PROBLEM STATEMENT:
Your answer must be the full set of records, copied exactly, with no pictures in it.

########################################

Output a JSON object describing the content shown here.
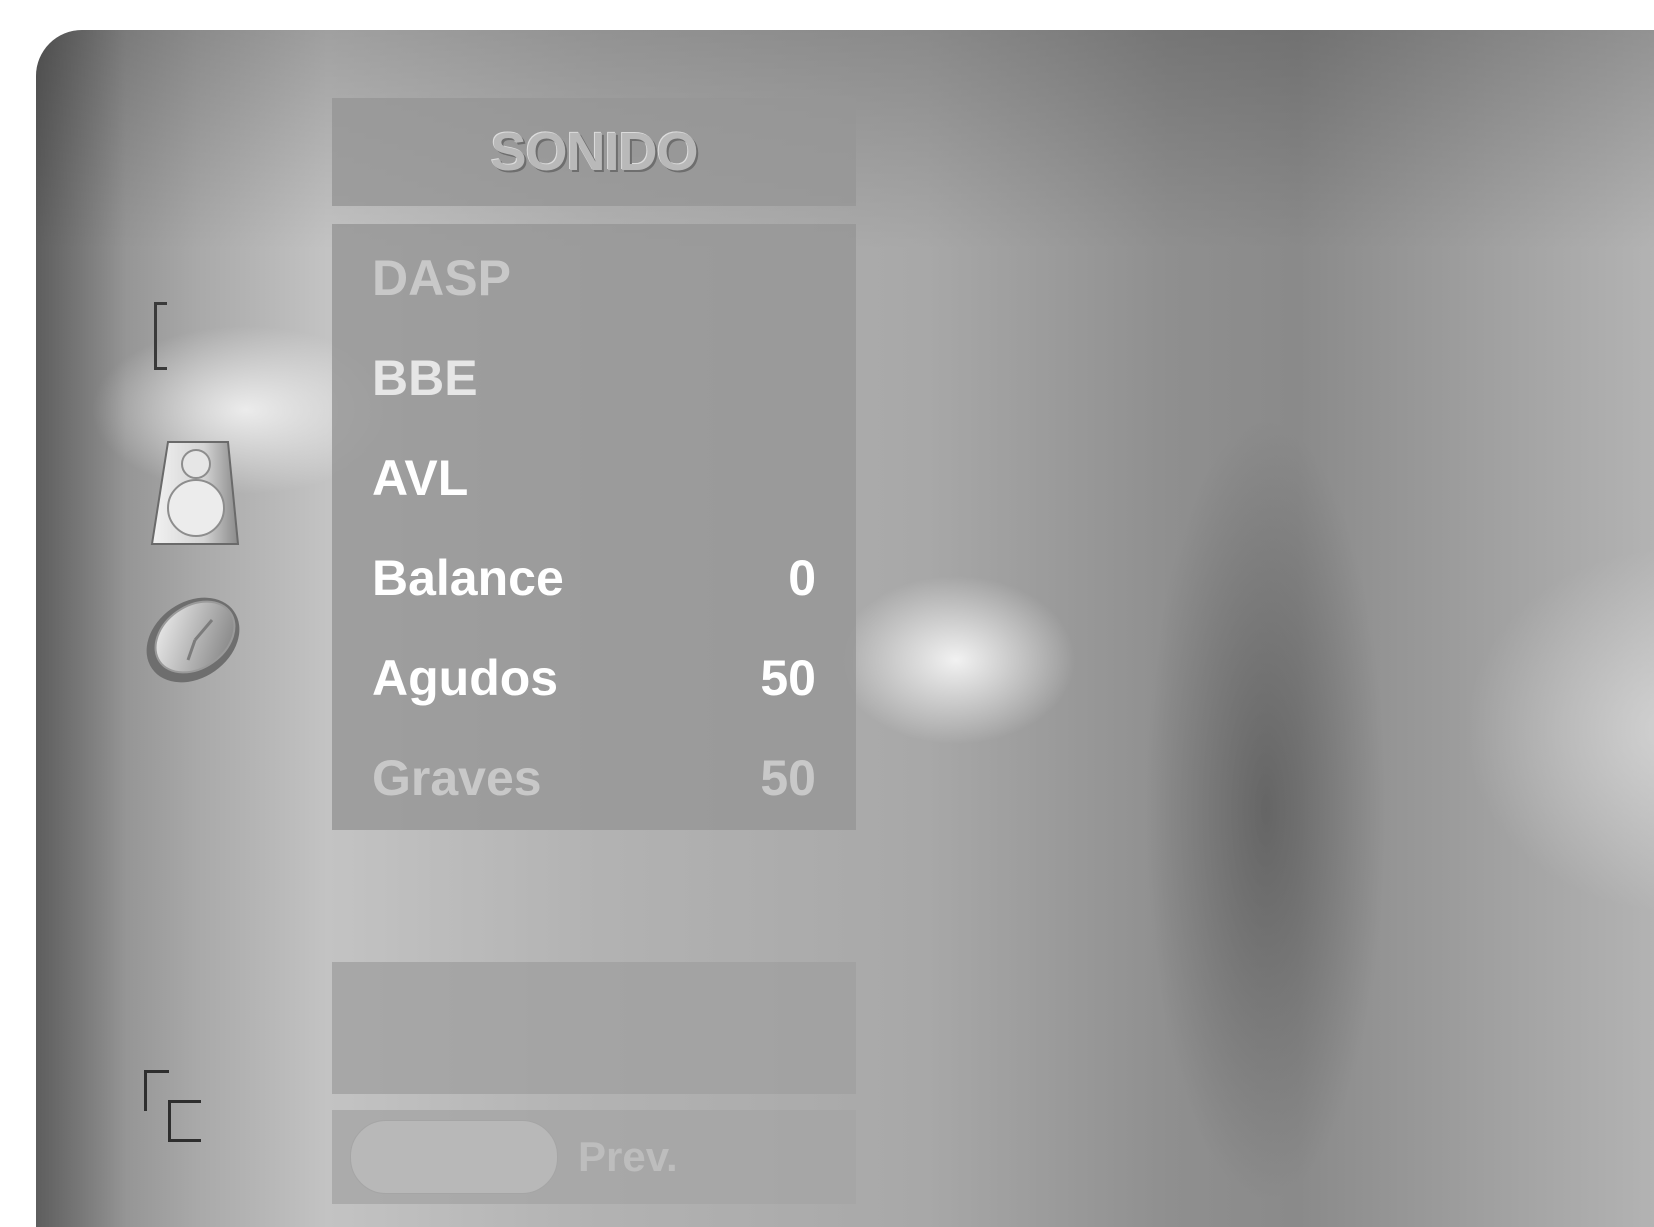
{
  "menu": {
    "title": "SONIDO",
    "items": [
      {
        "label": "DASP",
        "value": ""
      },
      {
        "label": "BBE",
        "value": ""
      },
      {
        "label": "AVL",
        "value": ""
      },
      {
        "label": "Balance",
        "value": "0"
      },
      {
        "label": "Agudos",
        "value": "50"
      },
      {
        "label": "Graves",
        "value": "50"
      }
    ]
  },
  "footer": {
    "prev_label": "Prev."
  },
  "icons": {
    "menu_bracket": "bracket-icon",
    "sound": "speaker-icon",
    "time": "clock-icon",
    "setup": "corner-bracket-icon"
  }
}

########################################

EXERCISE RESULT:
Output a JSON object describing the content shown here.
{
  "menu": {
    "title": "SONIDO",
    "items": [
      {
        "label": "DASP",
        "value": ""
      },
      {
        "label": "BBE",
        "value": ""
      },
      {
        "label": "AVL",
        "value": ""
      },
      {
        "label": "Balance",
        "value": "0"
      },
      {
        "label": "Agudos",
        "value": "50"
      },
      {
        "label": "Graves",
        "value": "50"
      }
    ]
  },
  "footer": {
    "prev_label": "Prev."
  },
  "icons": {
    "menu_bracket": "bracket-icon",
    "sound": "speaker-icon",
    "time": "clock-icon",
    "setup": "corner-bracket-icon"
  }
}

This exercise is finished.